- Brandi Sentz, MHA, RD, LD, CDE
Eating Disorder Awareness Week
The food—your favorite food—is in front of you. Why can you not lift the fork and put it to your lips? It smells wonderful and your mouth waters and your stomach grumbles, but your head is saying, “No way! You don’t deserve to eat today.” You don’t lift the fork.
Sometimes, you are able to abstain from eating until the next day and you hear a tiny part of you say, “This is not good.” A much larger part of you says, “You did it! This is what you need to do to be perfect.” Sometimes, you are not able to resist and sneak to the kitchen when no one is around and eat the leftovers and whatever else you can find and promise yourself you’ll be better tomorrow. Sometimes, you keep it down and other times you purge—ridding your body of the guilt.
You spend day after day, minute after minute, calculating your nutrition needs and how much you are eating daily and what can be cut from your diet. You missed your friends party because you couldn’t figure out how to fit the birthday cake into your plan OR how to hide the fact you WEREN’T eating the cake. You missed the sun shining outside because you were so tired you couldn’t get out of bed.
Sometimes, you think it would just be easier to disappear…
February 26- March 4, 2017 is National Eating Disorder Awareness Week.

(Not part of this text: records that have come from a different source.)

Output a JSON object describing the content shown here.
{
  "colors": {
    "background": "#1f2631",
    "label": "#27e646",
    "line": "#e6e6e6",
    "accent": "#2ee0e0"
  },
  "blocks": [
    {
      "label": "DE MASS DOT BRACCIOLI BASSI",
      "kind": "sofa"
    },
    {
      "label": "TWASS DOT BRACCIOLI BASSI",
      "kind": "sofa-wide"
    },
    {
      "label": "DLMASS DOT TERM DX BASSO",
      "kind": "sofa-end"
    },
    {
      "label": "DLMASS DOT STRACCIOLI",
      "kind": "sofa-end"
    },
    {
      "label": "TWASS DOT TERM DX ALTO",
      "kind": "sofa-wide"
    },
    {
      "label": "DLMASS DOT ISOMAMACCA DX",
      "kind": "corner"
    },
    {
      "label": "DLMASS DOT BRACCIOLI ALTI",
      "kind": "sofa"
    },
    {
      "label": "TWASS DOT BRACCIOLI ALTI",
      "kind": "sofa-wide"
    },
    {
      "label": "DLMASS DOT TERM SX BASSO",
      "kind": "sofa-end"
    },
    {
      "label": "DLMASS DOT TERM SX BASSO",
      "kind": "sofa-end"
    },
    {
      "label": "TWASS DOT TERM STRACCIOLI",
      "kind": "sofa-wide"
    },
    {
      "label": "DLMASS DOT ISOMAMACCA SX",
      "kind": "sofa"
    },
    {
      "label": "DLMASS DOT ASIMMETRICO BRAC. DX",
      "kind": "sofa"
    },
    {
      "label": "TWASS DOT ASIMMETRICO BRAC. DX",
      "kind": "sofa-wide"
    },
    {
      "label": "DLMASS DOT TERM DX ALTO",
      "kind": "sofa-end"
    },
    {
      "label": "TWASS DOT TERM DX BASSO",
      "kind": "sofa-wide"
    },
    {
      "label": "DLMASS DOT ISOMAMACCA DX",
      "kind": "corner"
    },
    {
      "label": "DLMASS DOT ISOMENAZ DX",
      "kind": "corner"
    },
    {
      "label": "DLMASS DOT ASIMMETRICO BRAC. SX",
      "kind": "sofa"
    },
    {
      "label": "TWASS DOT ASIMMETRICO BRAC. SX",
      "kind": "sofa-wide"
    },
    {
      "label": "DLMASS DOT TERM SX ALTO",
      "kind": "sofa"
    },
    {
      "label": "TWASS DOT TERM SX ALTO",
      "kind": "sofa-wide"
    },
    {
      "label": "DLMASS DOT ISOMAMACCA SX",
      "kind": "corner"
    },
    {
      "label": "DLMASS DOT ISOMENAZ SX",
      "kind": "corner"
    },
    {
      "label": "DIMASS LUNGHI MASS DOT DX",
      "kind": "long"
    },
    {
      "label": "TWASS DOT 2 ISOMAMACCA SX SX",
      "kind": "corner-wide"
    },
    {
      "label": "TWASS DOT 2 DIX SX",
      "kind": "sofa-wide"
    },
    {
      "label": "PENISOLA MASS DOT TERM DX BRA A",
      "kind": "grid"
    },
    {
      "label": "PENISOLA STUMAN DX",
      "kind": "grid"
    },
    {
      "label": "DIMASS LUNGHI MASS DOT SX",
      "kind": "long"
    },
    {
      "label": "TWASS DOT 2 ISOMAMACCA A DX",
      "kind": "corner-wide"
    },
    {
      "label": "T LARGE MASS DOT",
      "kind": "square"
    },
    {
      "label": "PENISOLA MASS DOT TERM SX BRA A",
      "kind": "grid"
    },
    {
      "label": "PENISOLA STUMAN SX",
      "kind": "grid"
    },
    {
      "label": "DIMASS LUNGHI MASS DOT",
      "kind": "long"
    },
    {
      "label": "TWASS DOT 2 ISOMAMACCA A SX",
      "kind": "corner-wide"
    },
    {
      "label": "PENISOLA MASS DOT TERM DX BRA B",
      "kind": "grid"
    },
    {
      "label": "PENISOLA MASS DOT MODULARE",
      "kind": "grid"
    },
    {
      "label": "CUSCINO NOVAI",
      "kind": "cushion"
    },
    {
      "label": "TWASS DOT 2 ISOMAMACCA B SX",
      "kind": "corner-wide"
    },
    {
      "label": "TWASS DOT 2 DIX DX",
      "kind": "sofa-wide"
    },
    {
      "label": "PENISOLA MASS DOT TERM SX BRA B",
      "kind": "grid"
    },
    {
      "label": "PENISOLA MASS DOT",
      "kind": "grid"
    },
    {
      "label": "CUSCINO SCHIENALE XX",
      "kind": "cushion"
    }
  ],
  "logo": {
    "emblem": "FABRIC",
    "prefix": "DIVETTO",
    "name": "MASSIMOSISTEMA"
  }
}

Eating disorders including binge eating disorder, bulimia nervosa, and anorexia nervosa are complex mental illnesses involving extreme emotions, attitude, and behaviors in regard to food, exercise and body image. Eating disorders affect more than 30 million people in the United States and have the highest mortality of any mental illness! They also do not discriminate-- affecting males and females of all ages, ethnicities, and social classes.
We have an awareness week for eating disorders in hope to educate family members, friends, and the public to know the signs and symptoms of eating disorders. In contrary to popular belief, eating disorders are not just a “diet gone wrong” or someone “being stubborn.” Eating disorders are scary. Whether the individual is overweight, underweight, or normal weight—body image is almost always distorted. You cannot trust the image in the mirror, but many of my patients insist there is no one else to trust. You want to eat, but the eating disorder voice inside warns you against so you starve- OR- makes you feel so disgusting about yourself you “feed the feelings” by binging. It’s a vicious cycle—and very seldom can one recover on their own.
If you believe you have an eating disorder (or a loved one has an eating disorder) please contact a local health professional who specializes in eating disorders. Explain to this person your feelings. Do NOT let someone talk you out of believing you are struggling with an eating disorder—many times well-intentioned health care pros “judge a book by its cover.” If we’ve learned anything in treating eating disorders, you cannot just look on the outside. Eating disorders are deep seeded, deep rooted illnesses and just because you may not be emaciated does not mean you don’t have an eating disorder. You need a team to help, including a physician, psychologist, and registered dietitian trained in treating eating disorders.
The theme of this year’s awareness week is “It’s Time to Talk About It.” I encourage any of you who may be struggling with food, body image, or extreme exercise to please visit www.nedawareness.org. This website has many excellent resources, and can help you get in touch with the right team. I also encourage anyone living in the Charleston/Huntington, WV area to contact West Virginia University Disordered Eating Center of Charleston (WVU DECC). This program can also help put you in touch with trained eating disorder professionals.